*** Dataset excerpts ***
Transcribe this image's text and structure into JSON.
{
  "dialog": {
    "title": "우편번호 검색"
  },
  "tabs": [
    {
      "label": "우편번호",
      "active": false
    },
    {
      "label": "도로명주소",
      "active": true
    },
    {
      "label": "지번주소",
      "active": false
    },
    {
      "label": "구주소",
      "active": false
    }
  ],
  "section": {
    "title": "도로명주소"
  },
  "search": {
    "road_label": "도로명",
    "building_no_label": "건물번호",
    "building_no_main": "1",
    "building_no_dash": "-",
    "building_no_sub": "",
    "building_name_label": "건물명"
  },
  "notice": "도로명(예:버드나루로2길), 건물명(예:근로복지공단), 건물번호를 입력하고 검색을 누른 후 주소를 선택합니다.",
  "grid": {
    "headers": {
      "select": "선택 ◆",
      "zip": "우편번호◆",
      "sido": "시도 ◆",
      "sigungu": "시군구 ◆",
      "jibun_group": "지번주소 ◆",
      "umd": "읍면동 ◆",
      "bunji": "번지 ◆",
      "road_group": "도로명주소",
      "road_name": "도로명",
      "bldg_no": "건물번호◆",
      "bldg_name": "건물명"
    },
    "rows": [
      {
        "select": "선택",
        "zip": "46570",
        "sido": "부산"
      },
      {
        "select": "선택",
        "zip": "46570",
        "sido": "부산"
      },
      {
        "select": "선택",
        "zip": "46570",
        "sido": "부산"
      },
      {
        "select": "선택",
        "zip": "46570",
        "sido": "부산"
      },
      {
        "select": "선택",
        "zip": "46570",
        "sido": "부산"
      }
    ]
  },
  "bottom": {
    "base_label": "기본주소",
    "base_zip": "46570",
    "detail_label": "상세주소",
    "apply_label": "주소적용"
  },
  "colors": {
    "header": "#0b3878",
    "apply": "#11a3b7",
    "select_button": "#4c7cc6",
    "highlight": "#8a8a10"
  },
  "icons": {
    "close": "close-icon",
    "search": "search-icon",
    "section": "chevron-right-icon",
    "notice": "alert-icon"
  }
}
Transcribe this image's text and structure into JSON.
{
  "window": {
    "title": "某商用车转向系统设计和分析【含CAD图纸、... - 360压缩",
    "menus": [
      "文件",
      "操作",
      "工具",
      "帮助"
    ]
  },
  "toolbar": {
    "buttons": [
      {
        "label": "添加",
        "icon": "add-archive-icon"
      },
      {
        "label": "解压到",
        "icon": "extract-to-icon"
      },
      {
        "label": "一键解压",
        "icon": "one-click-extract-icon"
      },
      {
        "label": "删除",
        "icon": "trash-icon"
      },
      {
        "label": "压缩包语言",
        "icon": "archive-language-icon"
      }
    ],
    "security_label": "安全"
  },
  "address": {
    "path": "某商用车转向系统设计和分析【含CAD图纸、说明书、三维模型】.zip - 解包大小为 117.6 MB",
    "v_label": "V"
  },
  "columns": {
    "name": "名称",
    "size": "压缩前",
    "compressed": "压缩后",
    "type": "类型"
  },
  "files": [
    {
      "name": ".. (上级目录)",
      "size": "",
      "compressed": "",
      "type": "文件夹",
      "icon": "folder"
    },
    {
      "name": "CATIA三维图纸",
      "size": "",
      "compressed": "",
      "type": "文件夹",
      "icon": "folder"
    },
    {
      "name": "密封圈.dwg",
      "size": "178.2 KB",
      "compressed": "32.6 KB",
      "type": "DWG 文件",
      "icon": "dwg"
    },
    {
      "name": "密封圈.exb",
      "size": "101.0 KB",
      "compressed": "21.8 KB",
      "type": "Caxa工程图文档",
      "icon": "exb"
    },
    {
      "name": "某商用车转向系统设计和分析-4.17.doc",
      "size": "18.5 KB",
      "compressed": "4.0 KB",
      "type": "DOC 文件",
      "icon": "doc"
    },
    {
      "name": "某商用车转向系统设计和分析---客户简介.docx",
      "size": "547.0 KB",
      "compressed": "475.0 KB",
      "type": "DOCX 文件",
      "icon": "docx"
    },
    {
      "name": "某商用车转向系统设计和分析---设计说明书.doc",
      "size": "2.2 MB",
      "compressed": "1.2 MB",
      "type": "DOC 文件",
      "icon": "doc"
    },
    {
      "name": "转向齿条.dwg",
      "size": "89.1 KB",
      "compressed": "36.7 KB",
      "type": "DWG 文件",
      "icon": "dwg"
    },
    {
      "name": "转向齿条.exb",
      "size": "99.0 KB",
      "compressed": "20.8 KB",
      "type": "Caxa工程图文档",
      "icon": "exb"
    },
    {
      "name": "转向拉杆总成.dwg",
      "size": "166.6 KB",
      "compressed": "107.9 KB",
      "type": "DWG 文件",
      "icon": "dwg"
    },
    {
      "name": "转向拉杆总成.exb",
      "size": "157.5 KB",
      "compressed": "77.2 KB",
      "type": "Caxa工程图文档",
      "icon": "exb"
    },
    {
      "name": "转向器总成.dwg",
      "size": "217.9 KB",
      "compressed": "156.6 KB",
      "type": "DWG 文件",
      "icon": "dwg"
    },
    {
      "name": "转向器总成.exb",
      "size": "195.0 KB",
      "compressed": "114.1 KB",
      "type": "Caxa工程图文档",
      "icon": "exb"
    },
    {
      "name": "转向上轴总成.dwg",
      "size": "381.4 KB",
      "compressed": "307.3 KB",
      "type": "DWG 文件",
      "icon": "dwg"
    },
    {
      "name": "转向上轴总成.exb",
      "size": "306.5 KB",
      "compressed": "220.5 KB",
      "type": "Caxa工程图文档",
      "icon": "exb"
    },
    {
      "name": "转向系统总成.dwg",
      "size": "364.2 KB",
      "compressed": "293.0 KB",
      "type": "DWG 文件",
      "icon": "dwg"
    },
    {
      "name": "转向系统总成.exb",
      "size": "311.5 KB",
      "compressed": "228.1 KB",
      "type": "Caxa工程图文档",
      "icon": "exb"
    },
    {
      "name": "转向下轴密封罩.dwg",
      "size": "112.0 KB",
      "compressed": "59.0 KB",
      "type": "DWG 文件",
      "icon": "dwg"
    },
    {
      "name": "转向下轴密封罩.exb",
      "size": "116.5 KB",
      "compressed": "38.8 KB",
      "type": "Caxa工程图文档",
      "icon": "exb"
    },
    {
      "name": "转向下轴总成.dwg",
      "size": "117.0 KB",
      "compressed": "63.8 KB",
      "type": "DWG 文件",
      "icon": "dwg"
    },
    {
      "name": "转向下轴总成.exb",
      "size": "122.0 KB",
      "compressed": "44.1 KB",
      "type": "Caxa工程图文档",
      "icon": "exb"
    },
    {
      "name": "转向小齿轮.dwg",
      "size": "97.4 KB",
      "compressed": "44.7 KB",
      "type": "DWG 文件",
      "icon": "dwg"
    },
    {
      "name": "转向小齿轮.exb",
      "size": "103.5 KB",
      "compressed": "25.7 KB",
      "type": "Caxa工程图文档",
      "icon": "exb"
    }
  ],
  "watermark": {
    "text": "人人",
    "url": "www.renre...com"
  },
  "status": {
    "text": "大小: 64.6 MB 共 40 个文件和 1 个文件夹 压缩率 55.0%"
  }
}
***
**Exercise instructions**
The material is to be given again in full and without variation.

**Task solution**
Transcribe this image's text and structure into JSON.
{
  "dialog": {
    "title": "우편번호 검색"
  },
  "tabs": [
    {
      "label": "우편번호",
      "active": false
    },
    {
      "label": "도로명주소",
      "active": true
    },
    {
      "label": "지번주소",
      "active": false
    },
    {
      "label": "구주소",
      "active": false
    }
  ],
  "section": {
    "title": "도로명주소"
  },
  "search": {
    "road_label": "도로명",
    "building_no_label": "건물번호",
    "building_no_main": "1",
    "building_no_dash": "-",
    "building_no_sub": "",
    "building_name_label": "건물명"
  },
  "notice": "도로명(예:버드나루로2길), 건물명(예:근로복지공단), 건물번호를 입력하고 검색을 누른 후 주소를 선택합니다.",
  "grid": {
    "headers": {
      "select": "선택 ◆",
      "zip": "우편번호◆",
      "sido": "시도 ◆",
      "sigungu": "시군구 ◆",
      "jibun_group": "지번주소 ◆",
      "umd": "읍면동 ◆",
      "bunji": "번지 ◆",
      "road_group": "도로명주소",
      "road_name": "도로명",
      "bldg_no": "건물번호◆",
      "bldg_name": "건물명"
    },
    "rows": [
      {
        "select": "선택",
        "zip": "46570",
        "sido": "부산"
      },
      {
        "select": "선택",
        "zip": "46570",
        "sido": "부산"
      },
      {
        "select": "선택",
        "zip": "46570",
        "sido": "부산"
      },
      {
        "select": "선택",
        "zip": "46570",
        "sido": "부산"
      },
      {
        "select": "선택",
        "zip": "46570",
        "sido": "부산"
      }
    ]
  },
  "bottom": {
    "base_label": "기본주소",
    "base_zip": "46570",
    "detail_label": "상세주소",
    "apply_label": "주소적용"
  },
  "colors": {
    "header": "#0b3878",
    "apply": "#11a3b7",
    "select_button": "#4c7cc6",
    "highlight": "#8a8a10"
  },
  "icons": {
    "close": "close-icon",
    "search": "search-icon",
    "section": "chevron-right-icon",
    "notice": "alert-icon"
  }
}
Transcribe this image's text and structure into JSON.
{
  "window": {
    "title": "某商用车转向系统设计和分析【含CAD图纸、... - 360压缩",
    "menus": [
      "文件",
      "操作",
      "工具",
      "帮助"
    ]
  },
  "toolbar": {
    "buttons": [
      {
        "label": "添加",
        "icon": "add-archive-icon"
      },
      {
        "label": "解压到",
        "icon": "extract-to-icon"
      },
      {
        "label": "一键解压",
        "icon": "one-click-extract-icon"
      },
      {
        "label": "删除",
        "icon": "trash-icon"
      },
      {
        "label": "压缩包语言",
        "icon": "archive-language-icon"
      }
    ],
    "security_label": "安全"
  },
  "address": {
    "path": "某商用车转向系统设计和分析【含CAD图纸、说明书、三维模型】.zip - 解包大小为 117.6 MB",
    "v_label": "V"
  },
  "columns": {
    "name": "名称",
    "size": "压缩前",
    "compressed": "压缩后",
    "type": "类型"
  },
  "files": [
    {
      "name": ".. (上级目录)",
      "size": "",
      "compressed": "",
      "type": "文件夹",
      "icon": "folder"
    },
    {
      "name": "CATIA三维图纸",
      "size": "",
      "compressed": "",
      "type": "文件夹",
      "icon": "folder"
    },
    {
      "name": "密封圈.dwg",
      "size": "178.2 KB",
      "compressed": "32.6 KB",
      "type": "DWG 文件",
      "icon": "dwg"
    },
    {
      "name": "密封圈.exb",
      "size": "101.0 KB",
      "compressed": "21.8 KB",
      "type": "Caxa工程图文档",
      "icon": "exb"
    },
    {
      "name": "某商用车转向系统设计和分析-4.17.doc",
      "size": "18.5 KB",
      "compressed": "4.0 KB",
      "type": "DOC 文件",
      "icon": "doc"
    },
    {
      "name": "某商用车转向系统设计和分析---客户简介.docx",
      "size": "547.0 KB",
      "compressed": "475.0 KB",
      "type": "DOCX 文件",
      "icon": "docx"
    },
    {
      "name": "某商用车转向系统设计和分析---设计说明书.doc",
      "size": "2.2 MB",
      "compressed": "1.2 MB",
      "type": "DOC 文件",
      "icon": "doc"
    },
    {
      "name": "转向齿条.dwg",
      "size": "89.1 KB",
      "compressed": "36.7 KB",
      "type": "DWG 文件",
      "icon": "dwg"
    },
    {
      "name": "转向齿条.exb",
      "size": "99.0 KB",
      "compressed": "20.8 KB",
      "type": "Caxa工程图文档",
      "icon": "exb"
    },
    {
      "name": "转向拉杆总成.dwg",
      "size": "166.6 KB",
      "compressed": "107.9 KB",
      "type": "DWG 文件",
      "icon": "dwg"
    },
    {
      "name": "转向拉杆总成.exb",
      "size": "157.5 KB",
      "compressed": "77.2 KB",
      "type": "Caxa工程图文档",
      "icon": "exb"
    },
    {
      "name": "转向器总成.dwg",
      "size": "217.9 KB",
      "compressed": "156.6 KB",
      "type": "DWG 文件",
      "icon": "dwg"
    },
    {
      "name": "转向器总成.exb",
      "size": "195.0 KB",
      "compressed": "114.1 KB",
      "type": "Caxa工程图文档",
      "icon": "exb"
    },
    {
      "name": "转向上轴总成.dwg",
      "size": "381.4 KB",
      "compressed": "307.3 KB",
      "type": "DWG 文件",
      "icon": "dwg"
    },
    {
      "name": "转向上轴总成.exb",
      "size": "306.5 KB",
      "compressed": "220.5 KB",
      "type": "Caxa工程图文档",
      "icon": "exb"
    },
    {
      "name": "转向系统总成.dwg",
      "size": "364.2 KB",
      "compressed": "293.0 KB",
      "type": "DWG 文件",
      "icon": "dwg"
    },
    {
      "name": "转向系统总成.exb",
      "size": "311.5 KB",
      "compressed": "228.1 KB",
      "type": "Caxa工程图文档",
      "icon": "exb"
    },
    {
      "name": "转向下轴密封罩.dwg",
      "size": "112.0 KB",
      "compressed": "59.0 KB",
      "type": "DWG 文件",
      "icon": "dwg"
    },
    {
      "name": "转向下轴密封罩.exb",
      "size": "116.5 KB",
      "compressed": "38.8 KB",
      "type": "Caxa工程图文档",
      "icon": "exb"
    },
    {
      "name": "转向下轴总成.dwg",
      "size": "117.0 KB",
      "compressed": "63.8 KB",
      "type": "DWG 文件",
      "icon": "dwg"
    },
    {
      "name": "转向下轴总成.exb",
      "size": "122.0 KB",
      "compressed": "44.1 KB",
      "type": "Caxa工程图文档",
      "icon": "exb"
    },
    {
      "name": "转向小齿轮.dwg",
      "size": "97.4 KB",
      "compressed": "44.7 KB",
      "type": "DWG 文件",
      "icon": "dwg"
    },
    {
      "name": "转向小齿轮.exb",
      "size": "103.5 KB",
      "compressed": "25.7 KB",
      "type": "Caxa工程图文档",
      "icon": "exb"
    }
  ],
  "watermark": {
    "text": "人人",
    "url": "www.renre...com"
  },
  "status": {
    "text": "大小: 64.6 MB 共 40 个文件和 1 个文件夹 压缩率 55.0%"
  }
}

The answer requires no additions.